Drive into any Home Depot parking lot and you’ll find a collection of rag-tag pick-up and utility trucks parked near the store’s pro entrance. The owners of the vehicles represent almost one-third of Home Depot’s $66.2 billion in annual sales. Yet they only spend, on average, $5,000 a year apiece.
Home Depot is where they stop if they run short of something or to grab a few items on their way to a job.
This reality — that Home Depot serves as a convenience store for the pro customer — is readily acknowledged by the Atlanta-based home improvement giant. At the company’s 2010 Investor & Analyst Conference on Dec. 8, executives discussed how they have come to terms with this.
“The pros shop us for more convenience than what we had believed in the past,” Marvin Ellison, executive VP U.S. stores, told analysts. “I think we had a self-developed idea of what we were to the pro customers, but the more time we spent with them in focus groups and town halls, we started to understand it.”
Ellison went on to say that Home Depot — as a store of convenience — had the potential to expand its business with professional customers.
“We’re taking the things that worked on the retail side of the business — simplicity and service — and we’re transporting those things to the pro side of the business, but specific to the needs of the pro customer,” Ellison said.
The new initiative, called “First for Pros,” has already been piloted in Home Depot stores on the West Coast and in the southern and northern divisions. Although the company is protective of the details of the program, Ellison highlighted its main features on Dec. 8:
• Special store hours for pro customers
• Dedicated cashiers
• Loading assistance
• Simplified returns process
With a planned 2011 rollout, Ellison said he hoped to have the program up and running by spring, “[when] hopefully we [can] reap the benefits when our traffic picks up during that very busy season for us.”
Both Ellison and his boss, CEO Frank Blake, outlined modest goals when it came to “First for Pros.”
“Obviously, we have a very small share of the pro’s wallet,” Blake said, referring to the $5,000 average annual spend. “And while we will try to broaden that spend, our principal effort will be … to make that purchase of convenience the best possible experience.”

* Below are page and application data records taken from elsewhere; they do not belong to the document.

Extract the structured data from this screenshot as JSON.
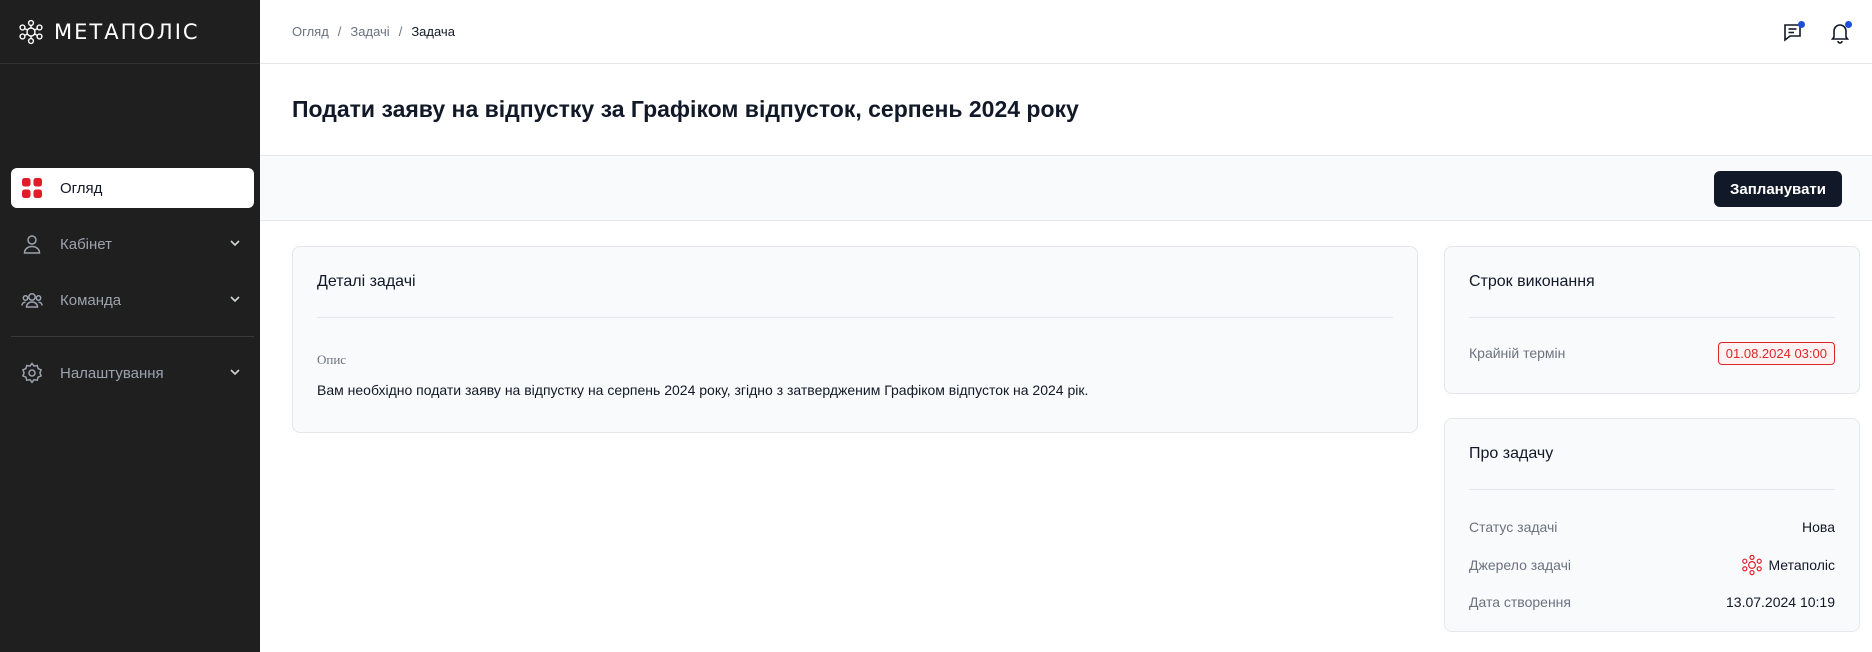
{
  "brand": {
    "name": "МЕТАПОЛІС"
  },
  "sidebar": {
    "items": [
      {
        "label": "Огляд",
        "icon": "grid-icon",
        "active": true
      },
      {
        "label": "Кабінет",
        "icon": "user-icon"
      },
      {
        "label": "Команда",
        "icon": "team-icon"
      },
      {
        "label": "Налаштування",
        "icon": "gear-icon"
      }
    ]
  },
  "breadcrumb": {
    "items": [
      "Огляд",
      "Задачі",
      "Задача"
    ],
    "separator": "/"
  },
  "page": {
    "title": "Подати заяву на відпустку за Графіком відпусток, серпень 2024 року"
  },
  "actions": {
    "plan_label": "Запланувати"
  },
  "details": {
    "title": "Деталі задачі",
    "desc_label": "Опис",
    "desc_text": "Вам необхідно подати заяву на відпустку на серпень 2024 року, згідно з затвердженим Графіком відпусток на 2024 рік."
  },
  "deadline": {
    "title": "Строк виконання",
    "label": "Крайній термін",
    "value": "01.08.2024 03:00"
  },
  "about": {
    "title": "Про задачу",
    "status_label": "Статус задачі",
    "status_value": "Нова",
    "source_label": "Джерело задачі",
    "source_value": "Метаполіс",
    "created_label": "Дата створення",
    "created_value": "13.07.2024 10:19"
  },
  "colors": {
    "accent": "#e11d2a",
    "sidebar_bg": "#1f1f1f",
    "button_bg": "#111827",
    "notification_dot": "#1d4ed8"
  }
}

Satisfying the pro customer has always been a struggle for Home Depot. The retailer has made numerous attempts over the years to tailor its services, staff and store format to this diversified — and notoriously demanding — customer segment. In 1998, the company began testing a “pro-only” format in Colma, Calif., just south of San Francisco. The 89,000-sq.-ft. unit, located right across the street from a regular Home Depot store, carried no lawn and garden, home decor or paint, but offered a deep inventory of plumbing, electrical and building materials. Another Home Depot Pro store was opened in Phoenix in 2001, and then three more pilots were added in 2002 in the Dallas, Denver and San Jose, Calif., markets.
By this point, the name had changed to Home Depot Supply, and the design had changed. The stores were bigger (130,000 sq. ft.), and each department had its own pro desk. Meeting space was set aside for builders and their clients, and delivery vehicles were added. An expanded rental program was also tested at six stores in the Las Vegas market; scissor lifts, skid steers and other heavy equipment was brought in to attract members of the building trades.
Bob Nardelli, who served as Home Depot’s chairman, president and CEO in 2002, told an audience of builders and contractors at the International Builders’ Show that year that the retailer was happy to serve as a convenience store for their job sites.
“We want to be your 7-Eleven,” Nardelli said during a panel discussion in Atlanta.
But in 2004, Nardelli revealed much bigger ambitions when he purchased White Cap Construction Supply and Creative Touch Interiors, both aimed at the residential builder market. More acquisitions followed, and by 2005 the companies had been rolled into their own division, HD Supply, that targeted professional customers of every stripe, from municipal water line installers to school janitors. For home builders, HD Supply hoped to provide the whole package, starting with the sewer pipes and ending with the roofing tiles. Fast forward three years to 2007, and HD Supply had grown to nearly 1,000 locations and racked up annual sales of $12.1 billion.
But Home Depot has a new CEO, Frank Blake, and the construction industry has entered the doldrums. Blake announced that it was time to refocus on retail: fixing up the stores, retraining the sales associates, perking up the merchandise. HD Supply was sold to a group of private equity firms in August 2007.
Home Depot still needed to hold on to the small repairer and remodeler, who accounted for 30% of its sales on the retail side in 2007. So the company launched its “Own the Pro” initiative, which included a loyalty club program, expanded credit offerings, volume discounts and direct shipment to job sites for large orders, negotiated with vendors through Home Depot’s corporate office.
Home Depot executives were careful not to set any monetary goals with this latest pro initiative. Their philosophy seemed to be: Make the pro happy, and he or she will open his wallet wider.
“[Pros] got a big share of wallet outside Home Depot, which we know,” Blake told investors Dec. 8. “We do spend some time thinking about … how you gain that share of wallet. But we’ve got a lot more opportunities making sure that the folks that are in there now who are using us as a store of convenience have an even better experience as they shop.” e